Table inside Article
Sam Wyche Head Coach
Jim Anderson Running Backs
Dana Bible Quarterbacks
Marv Braden Special Teams
Bill Johnson Tight Ends
Dick LeBeau Defensive Coordinator
Jim McNally Offensive Line
Dick Selcer Linebackers
Mike Stock Receivers
Chuck Studley Defensive Line
Kim Wood Strength

1990 NFL Draft: April 22 - 23

Table inside Article
1 James Francis LB Baylor 12
2 Harold Green RB South Carolina 38
3 Bernard Clark LB Miami (Fla.) 65
4 Mike Brennan T Notre Dame 91
5 Lynn James WR Arizona State 122
6 Don Odegard CB Nevada-Las Vegas 150
7 Craig Ogletree LB Auburn 177
8 Doug Wellsandt TE Washington State 204
9 Mitchell Price CB Tulane 234
10 Eric Crigler T Murray State 261
11 Tim O’Connor T Virginia 288
12 Andre Riley WR Washington 314

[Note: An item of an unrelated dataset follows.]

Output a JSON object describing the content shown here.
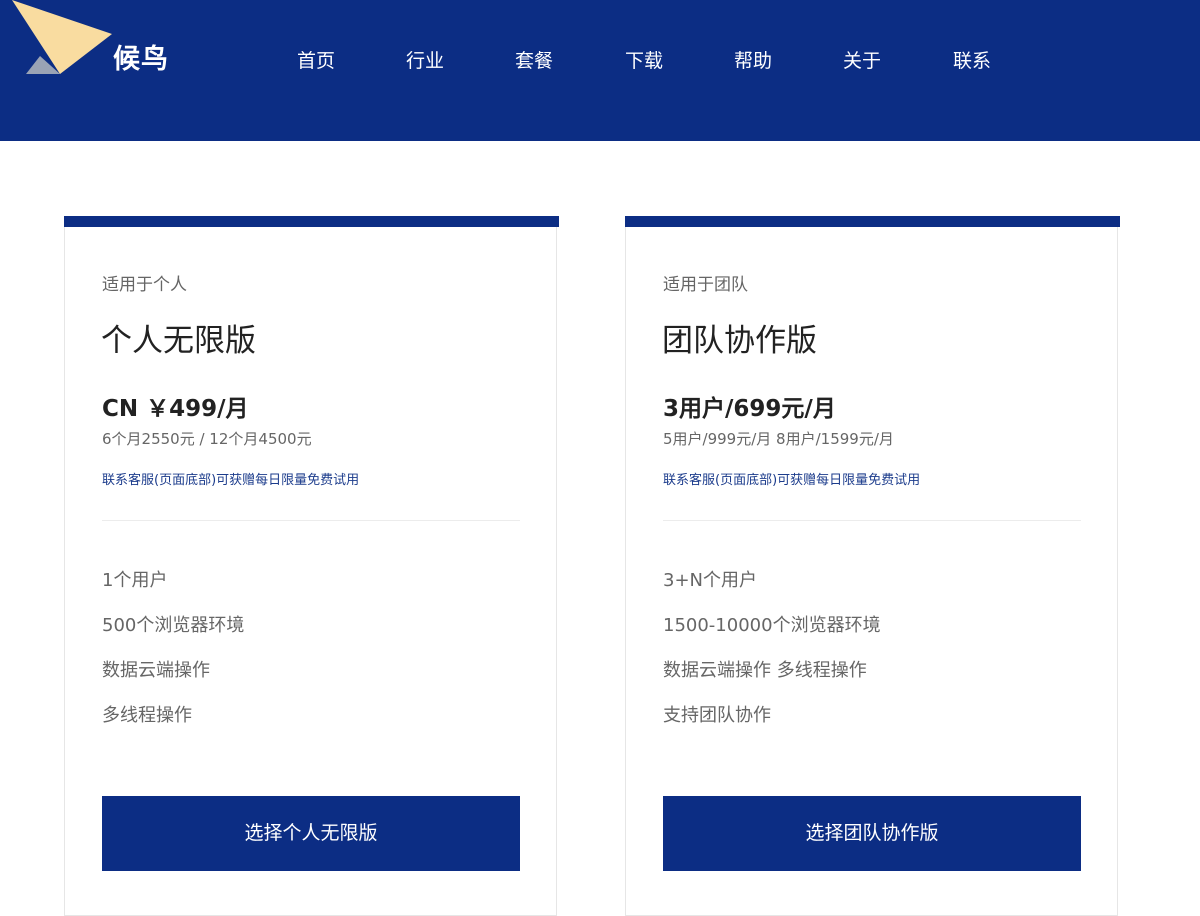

Pro Bowl

Players selected for the 1990 NFL Pro Bowl: RB James Brooks, S David Fulcher, TE Rodney Holman, OT Anthony Munoz